Historic railway line through Leiston could be restored to become major tourist attraction
PUBLISHED: 19:00 08 February 2016
It's been more than 40 years since trains last ran to and from the engineering works in Leiston.
Today the route of the line can still be found, tucked away at the back of a pub and between houses, and occasional tell-tale signs still exist.
In one place there is a former rail crossing gate and a cast-iron post, while in the Engineers Arms’ car park a section of rails can be seen, and in another place setts in the road mark the track bed.
But now the rail line could be restored – and steam trains could be once again running along its length through the centre of the town.
The Leiston Works Railway (LWR) group has applied for planning permission to reinstate the line, which was abandoned in the late 1960s, to run between Buller Road and Main Street to connect with the award-winning Leiston Long Shop Museum, once the home to the foundries of Richard Garrett & Sons Limited.
Members of the LWR have been negotiating for some time to take over the land – some of which is in the Leiston conservation area – on which the track once stood.
Parts have been unused for decades and have become overgrown with vegetation, with some tipping of unwanted household items.
The remainder was incorporated into the garden and car park of the pub.

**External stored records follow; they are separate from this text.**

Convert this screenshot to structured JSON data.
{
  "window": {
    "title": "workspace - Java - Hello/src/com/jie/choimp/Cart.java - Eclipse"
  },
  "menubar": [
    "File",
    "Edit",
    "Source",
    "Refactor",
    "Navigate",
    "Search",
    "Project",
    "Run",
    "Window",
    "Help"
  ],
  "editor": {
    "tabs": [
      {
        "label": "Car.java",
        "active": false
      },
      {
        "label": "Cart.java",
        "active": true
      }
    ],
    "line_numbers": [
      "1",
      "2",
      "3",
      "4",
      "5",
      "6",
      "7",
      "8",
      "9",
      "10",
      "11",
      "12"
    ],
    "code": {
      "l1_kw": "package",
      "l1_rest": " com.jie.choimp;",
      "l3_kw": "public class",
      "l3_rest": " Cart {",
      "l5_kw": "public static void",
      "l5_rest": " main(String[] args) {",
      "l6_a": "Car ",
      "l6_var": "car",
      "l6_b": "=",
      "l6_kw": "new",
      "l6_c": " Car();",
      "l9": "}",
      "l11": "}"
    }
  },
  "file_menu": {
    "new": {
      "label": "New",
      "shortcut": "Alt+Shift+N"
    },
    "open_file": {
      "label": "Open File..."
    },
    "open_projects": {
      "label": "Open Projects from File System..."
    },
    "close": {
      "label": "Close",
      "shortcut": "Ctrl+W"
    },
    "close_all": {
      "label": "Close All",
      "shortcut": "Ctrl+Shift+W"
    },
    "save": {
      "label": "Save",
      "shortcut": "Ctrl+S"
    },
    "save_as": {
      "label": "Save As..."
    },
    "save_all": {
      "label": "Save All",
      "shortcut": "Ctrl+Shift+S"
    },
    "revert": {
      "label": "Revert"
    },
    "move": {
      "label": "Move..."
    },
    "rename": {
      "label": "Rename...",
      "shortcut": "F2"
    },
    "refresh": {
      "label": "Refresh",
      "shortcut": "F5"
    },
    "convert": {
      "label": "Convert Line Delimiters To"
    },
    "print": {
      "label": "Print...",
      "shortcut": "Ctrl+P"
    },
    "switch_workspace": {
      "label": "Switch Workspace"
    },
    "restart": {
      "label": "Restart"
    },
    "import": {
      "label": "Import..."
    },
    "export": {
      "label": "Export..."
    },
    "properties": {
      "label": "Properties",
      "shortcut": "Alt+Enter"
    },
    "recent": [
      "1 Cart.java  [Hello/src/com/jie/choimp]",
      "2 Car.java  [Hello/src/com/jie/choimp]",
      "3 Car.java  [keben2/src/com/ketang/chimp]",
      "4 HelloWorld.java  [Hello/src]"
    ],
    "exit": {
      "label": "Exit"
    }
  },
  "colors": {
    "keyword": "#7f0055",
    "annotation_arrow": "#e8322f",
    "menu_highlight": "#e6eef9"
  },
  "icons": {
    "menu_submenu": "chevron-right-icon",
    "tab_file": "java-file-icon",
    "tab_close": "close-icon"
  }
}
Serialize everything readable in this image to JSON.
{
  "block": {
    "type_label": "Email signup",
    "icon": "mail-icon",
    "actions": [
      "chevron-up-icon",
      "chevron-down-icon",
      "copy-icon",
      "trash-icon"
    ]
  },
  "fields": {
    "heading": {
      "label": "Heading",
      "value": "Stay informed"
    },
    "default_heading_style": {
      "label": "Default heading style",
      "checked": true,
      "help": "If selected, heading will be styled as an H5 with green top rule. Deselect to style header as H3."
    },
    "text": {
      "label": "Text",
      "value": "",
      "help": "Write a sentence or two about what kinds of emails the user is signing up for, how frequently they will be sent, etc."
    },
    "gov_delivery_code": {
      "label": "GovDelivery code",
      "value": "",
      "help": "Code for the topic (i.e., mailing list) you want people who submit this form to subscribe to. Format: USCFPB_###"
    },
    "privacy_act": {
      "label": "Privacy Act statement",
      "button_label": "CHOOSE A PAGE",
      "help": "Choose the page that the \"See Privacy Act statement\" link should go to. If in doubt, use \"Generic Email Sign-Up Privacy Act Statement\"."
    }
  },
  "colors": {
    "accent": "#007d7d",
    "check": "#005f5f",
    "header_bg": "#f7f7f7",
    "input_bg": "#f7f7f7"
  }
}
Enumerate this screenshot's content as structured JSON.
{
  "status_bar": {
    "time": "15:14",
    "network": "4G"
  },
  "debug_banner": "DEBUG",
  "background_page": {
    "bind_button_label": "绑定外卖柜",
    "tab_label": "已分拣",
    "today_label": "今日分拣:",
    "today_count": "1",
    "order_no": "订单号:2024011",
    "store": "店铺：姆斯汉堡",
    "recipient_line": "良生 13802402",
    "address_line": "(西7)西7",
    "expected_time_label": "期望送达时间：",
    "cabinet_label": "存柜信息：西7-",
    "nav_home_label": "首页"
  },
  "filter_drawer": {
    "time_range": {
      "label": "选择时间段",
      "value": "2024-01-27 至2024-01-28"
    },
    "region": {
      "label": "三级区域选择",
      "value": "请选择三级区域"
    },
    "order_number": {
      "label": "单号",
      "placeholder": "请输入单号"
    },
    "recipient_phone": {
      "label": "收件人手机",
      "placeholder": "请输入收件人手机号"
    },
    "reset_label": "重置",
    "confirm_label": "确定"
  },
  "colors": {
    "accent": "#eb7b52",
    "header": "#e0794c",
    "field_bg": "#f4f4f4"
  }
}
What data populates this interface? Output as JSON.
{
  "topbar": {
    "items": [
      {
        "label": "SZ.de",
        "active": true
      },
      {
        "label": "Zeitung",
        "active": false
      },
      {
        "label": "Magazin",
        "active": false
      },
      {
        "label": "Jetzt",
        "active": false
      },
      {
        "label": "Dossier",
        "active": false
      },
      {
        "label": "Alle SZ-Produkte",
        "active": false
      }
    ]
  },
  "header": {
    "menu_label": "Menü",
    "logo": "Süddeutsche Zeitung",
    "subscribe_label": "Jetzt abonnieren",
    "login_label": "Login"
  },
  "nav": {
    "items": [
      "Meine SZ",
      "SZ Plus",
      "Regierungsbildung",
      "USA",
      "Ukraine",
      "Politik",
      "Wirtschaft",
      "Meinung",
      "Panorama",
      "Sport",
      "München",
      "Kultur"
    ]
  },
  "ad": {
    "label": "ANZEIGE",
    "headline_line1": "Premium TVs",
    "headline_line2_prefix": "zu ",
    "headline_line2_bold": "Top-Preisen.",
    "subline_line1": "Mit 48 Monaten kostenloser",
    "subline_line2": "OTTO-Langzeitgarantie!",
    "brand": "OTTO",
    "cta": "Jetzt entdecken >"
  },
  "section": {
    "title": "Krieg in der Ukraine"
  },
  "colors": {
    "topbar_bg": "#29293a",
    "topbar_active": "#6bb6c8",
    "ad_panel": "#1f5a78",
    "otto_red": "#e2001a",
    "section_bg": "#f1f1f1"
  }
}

The group’s aim is to rebuild the line and to run railway vehicles drawn by horses or locomotives, including the historic steam shunting locomotive Sirapite, which was used on the railway from 1929 to 1962 and which has been restored to working order at the Long Shop.
The Sirapite would be able to pull a brake van, about to be restored by LWR members, allowing visitors to experience an industrial railway for themselves.
Hoopers Architects, for the LWR, said the scheme would include educational written, graphic and oral information for visitors.
The company said: “The essence of the proposal is to replicate the works railway as it appeared in the first half of the 20th Century and to run trains along it, initially on approximately 15 days a year as an educational heritage attraction.
“A single ballasted railway track of standard 4ft 8 ½in gauge and consisting of wooden sleepers and bullhead rail will be laid approximately centrally along the length of the site. There will be no earthworks, embankments, cuttings, bridges, viaducts or tunnels.”
Leiston town councillor Colin Ginger said: “It could be a big asset to the town and bring a lot of people here – families and children – to use the railway and really enjoy this attraction. That would be good for the economy of our town.”
Suffolk Coastal council will make the decision on the project – and at the same time has received a separate application from landowner and developer Seaprop Ltd for six homes on a former paddock and part of the pub garden at the rear of the Engineers Arms in Main Street.
Although the two plans are not connected, they are described as being “in tandem” because the railway runs through the site. The railway land is to be given to the restoration project free of charge and in good faith. However, the rail line will be very close to properties and on those days when it is in use alternative arrangements will have to be made for parking and road access to the homes.
With regard to the housing, Hoopers Architects said at a public consultation event, residents had been supportive of the plan and concerns voiced had been addressed.
The company said: “The site comprises previously developed land in the centre of Leiston, highlighted by the local plan as preferential for development. The council have highlighted a shortfall in housing, therefore the council should be considering housing proposals such as this favourably.”
Leiston Town Council, though, has recommended refusal of the homes, though it supports the rail project. The council felt “very strongly” it was “a complete over-development which would have been unacceptable even if it had not been in the middle of the town’s conservation area”, removing an important green space.
Mr Ginger said: “The two plans are closely connected although they are separate. I just hope it does not go belly-up for the railway project if the homes do not get permission.
“This is a conservation area and one of the houses is just about shaving the railway and another is so close to the pub people will be able to watch those in the house having breakfast. It is too much development.”
Councillor Susan Geater said: “I personally don’t think the homes will enhance the area and it will be a great shame to lose that open space at the back of the pub. There could be an access issue on event days, too.”
Leiston’s rich industrial heritage
The railway line from the Garrett works to the branch line that ran between Leiston and Saxmundham was in use for more than a century.
Built in 1859, the private standard gauge railway line was constructed by Richard Garrett and Son as an expansion of its business – enabling raw materials and finished products to be transported between the company’s two sites and the main railway network.
Suffolk Punch horses pulled the wagon until they were replaced in 1929 by the steam shunting engine Sirapite.
Garretts’ engineering works had existed in the town since 1778, finally closing in 1981, when the remaining part of the Town Works site was turned into the highly successful Long Shop Museum.
The museum’s collections tell the story of the Garrett family, its draftsmen, engineers and craftsmen who designed and made a huge range of engines, tools, vehicles and machines.